Fast forward to 2021: after a stint as an assistant to a major Hollywood producer and then as an editor at Artforum, Emmanuel is now Arts Editor at Pioneer Works, the legendary Red Hook, Brooklyn, arts space and cultural center. He’s also a founding editor of  November Magazine, an online publication featuring interviews with practitioners across art, architecture, philosophy, and critical theory. Oh, and he just completed a masters program in Critical, Curatorial, and Conceptual Practices at Columbia University’s GSAPP.

Emmanuel recently launched his own line, E&Ko., adding furniture designer to his resume. Here’s a look at his flat, plus a Q & A. Photography by Matthew Williams.

emmanuel olunkwa brooklyn flat 1jpg
Above: Emmanuel lives on a tree-lined street in Bed-Stuy, in a two-bedroom flat on the first floor of a pre-war building.

RM: Tell us about the transition from all these other disciplines to furniture making.

EO: I started designing things out of necessity; it’s a form of problem solving. Anything I’m curious about, I pursue. I didn’t know that I could make furniture, but I explored it and it started to come together. I was looking to design my own furniture, but there was a problem—I was getting insane quotes.

RM: But you persisted.

EO: Eventually I found a fabricator who could translate my ideas into 3-d forms.

emmanuel olunkwa brooklyn flat 4
Above: “Everyone should have a flower table,” Emmanuel says. The tables—and chairs—are available for purchase on his website and at Picture Room in Brooklyn, the gallery and arts space by Remodelista favorite Sandeep Salter.

RM: What’s your guiding principle when it comes to furniture?

EO: Everything should be serious, but fun. Everyone should have a flower table. I made this thing that makes me really happy. When people come over, they’re excited to get to know it—to sit at the flower table.

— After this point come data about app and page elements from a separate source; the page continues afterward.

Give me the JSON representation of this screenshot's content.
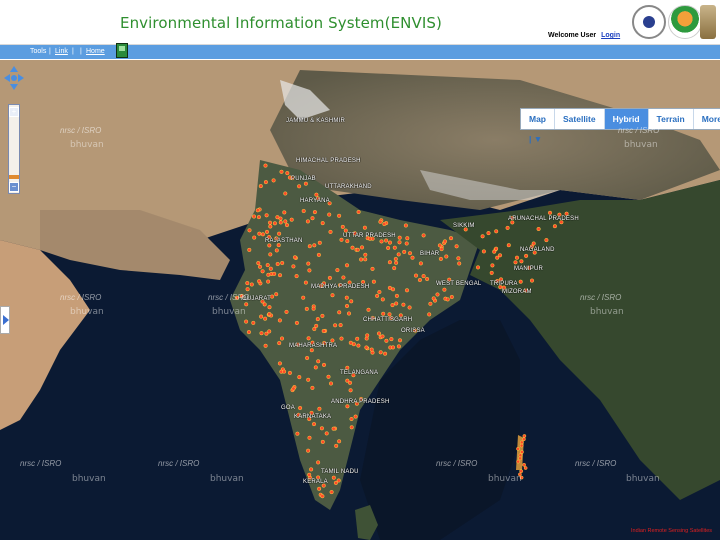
{
  "header": {
    "title": "Environmental Information System(ENVIS)",
    "welcome_text": "Welcome User",
    "login_link": "Login"
  },
  "logos": [
    "envis-logo",
    "state-emblem-logo",
    "ashoka-emblem-logo"
  ],
  "navbar": {
    "tools": "Tools",
    "separator": "|",
    "link": "Link",
    "home": "Home"
  },
  "map": {
    "controls": {
      "zoom_in": "+",
      "zoom_out": "−",
      "zoom_level": 0.8
    },
    "map_types": [
      {
        "label": "Map",
        "dropdown": "▼",
        "active": false
      },
      {
        "label": "Satellite",
        "active": false
      },
      {
        "label": "Hybrid",
        "active": true
      },
      {
        "label": "Terrain",
        "active": false
      },
      {
        "label": "More",
        "active": false
      }
    ],
    "states": [
      "JAMMU & KASHMIR",
      "HIMACHAL PRADESH",
      "PUNJAB",
      "UTTARAKHAND",
      "HARYANA",
      "RAJASTHAN",
      "UTTAR PRADESH",
      "SIKKIM",
      "ARUNACHAL PRADESH",
      "NAGALAND",
      "BIHAR",
      "MANIPUR",
      "TRIPURA",
      "MIZORAM",
      "WEST BENGAL",
      "MADHYA PRADESH",
      "GUJARAT",
      "CHHATTISGARH",
      "ORISSA",
      "MAHARASHTRA",
      "TELANGANA",
      "ANDHRA PRADESH",
      "GOA",
      "KARNATAKA",
      "TAMIL NADU",
      "KERALA"
    ],
    "watermark_text": "nrsc / ISRO",
    "bhuvan_text": "bhuvan",
    "credit": "Indian Remote Sensing Satellites",
    "colors": {
      "ocean": "#0b1a33",
      "land_desert": "#b89a78",
      "marker": "#ff4a2a",
      "navbar": "#5b9de0",
      "title": "#2f8f2f"
    }
  }
}
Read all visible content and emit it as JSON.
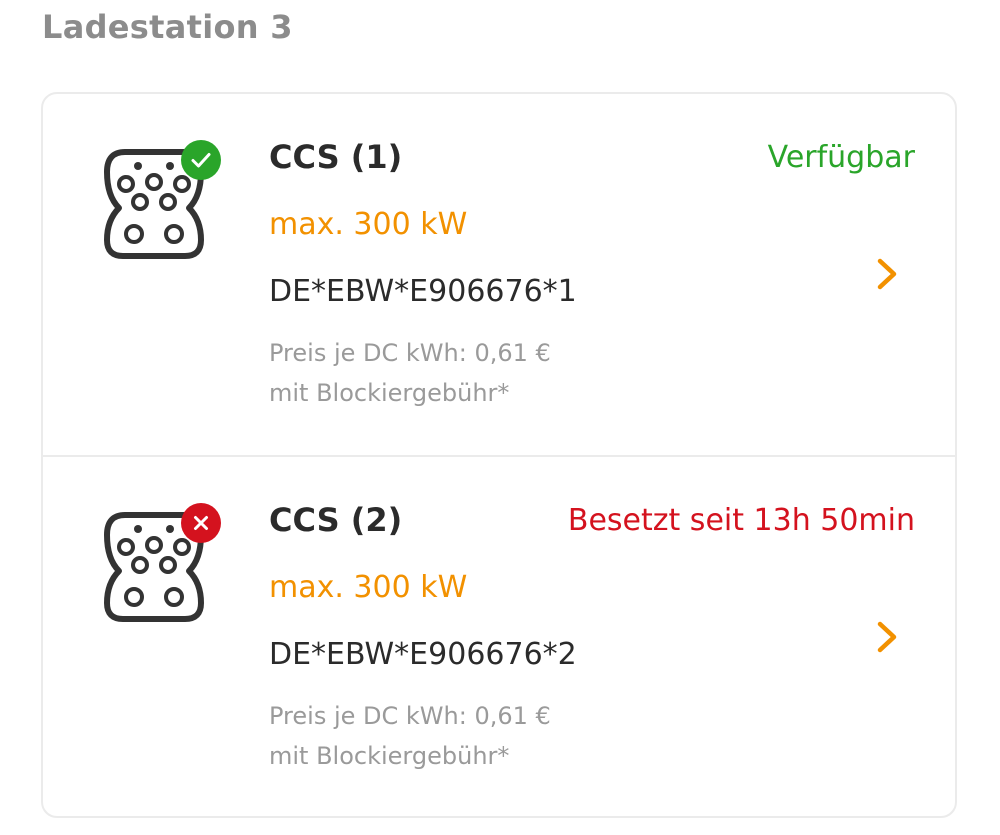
{
  "station": {
    "title": "Ladestation 3"
  },
  "colors": {
    "accent": "#f29100",
    "available": "#2aa52a",
    "occupied": "#d4121e",
    "icon_stroke": "#333333",
    "muted_text": "#9a9a9a"
  },
  "connectors": [
    {
      "name": "CCS (1)",
      "status": "Verfügbar",
      "status_kind": "available",
      "status_icon": "check-icon",
      "plug_icon": "ccs-plug-icon",
      "power": "max. 300 kW",
      "evse_id": "DE*EBW*E906676*1",
      "price": "Preis je DC kWh: 0,61 €",
      "fee_note": "mit Blockiergebühr*"
    },
    {
      "name": "CCS (2)",
      "status": "Besetzt seit 13h 50min",
      "status_kind": "occupied",
      "status_icon": "cross-icon",
      "plug_icon": "ccs-plug-icon",
      "power": "max. 300 kW",
      "evse_id": "DE*EBW*E906676*2",
      "price": "Preis je DC kWh: 0,61 €",
      "fee_note": "mit Blockiergebühr*"
    }
  ]
}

emmanuel olunkwa brooklyn flat 2
Above: “After I designed the flower table, my friends and my mom were like, ‘You gotta design chairs now!’ Then it was about figuring out how these objects fit together,” Emmanuel says.
A Designer on the Up Emmanuel Olunkwa at Home in BedStuy Brooklyn portrait 3_17
Above: A pulled-back view of Emmanuel’s seating area. The bouquet is from Brooklyn floral design studio Olivee Floral. The mirror and gnome are sculptures by Emmanuel’s upstairs neighbor and best friend, the artist Aria Dean.

RM: Sources of inspiration?

EO: LA designer Shin Okuda of Waka Waka talks about plywood as paper, this blank page, something you can really sculpt. Taking something that is so generic that has the potential to change into something else, that’s completely dependent on your imagination. It’s like a paper crane. The flower table defies its material reality.

RM: You’ve been living in New York since 2014, but you’re originally from LA. Has LA had any influence on these designs?

EO: LA taught me how to move intentionally. You have to know what’s next. You have to have a destination, it’s hard to wander. In LA I was a witness. New York taught me how to take action, that ideating is just step one.

emmanuel olunkwa brooklyn flat 8
Above: A painting by Ellen Frank anchors a wall in the living room.
emmanuel sofa bed stuy jpg
Above: Emmanuel commissioned furniture designer Sam Stewart to make the sofa.
emmanuel olunkwa brooklyn flat 6
Above: A cutout plywood desk wraps around an old-fashioned cast iron radiator.
A Designer on the Up Emmanuel Olunkwa at Home in BedStuy Brooklyn portrait 3_18
Above: A view of Emmanuel’s work station.
A Designer on the Up Emmanuel Olunkwa at Home in BedStuy Brooklyn portrait 3_28
Above: The color story continues in the kitchen, which is put together with restaurant supply store stainless tables.
emmanuel olunkwa brooklyn flat 7
Above: In Emmanuel’s bedroom, a small flower table serves as bedside stand.
emmanuel olunkwa brooklyn flat 3
Above: An assemblage of collected objects sits atop Emmanuel’s dresser.

For updates about E&Ko., you can follow Emmanuel on Instagram: @wordimagetext

See more new and fresh design:

Roman Holiday: A Top-Floor City Apartment That Channels Mediterranean Summer

Have a Question or Comment About This Post?

Join the conversation

v5.0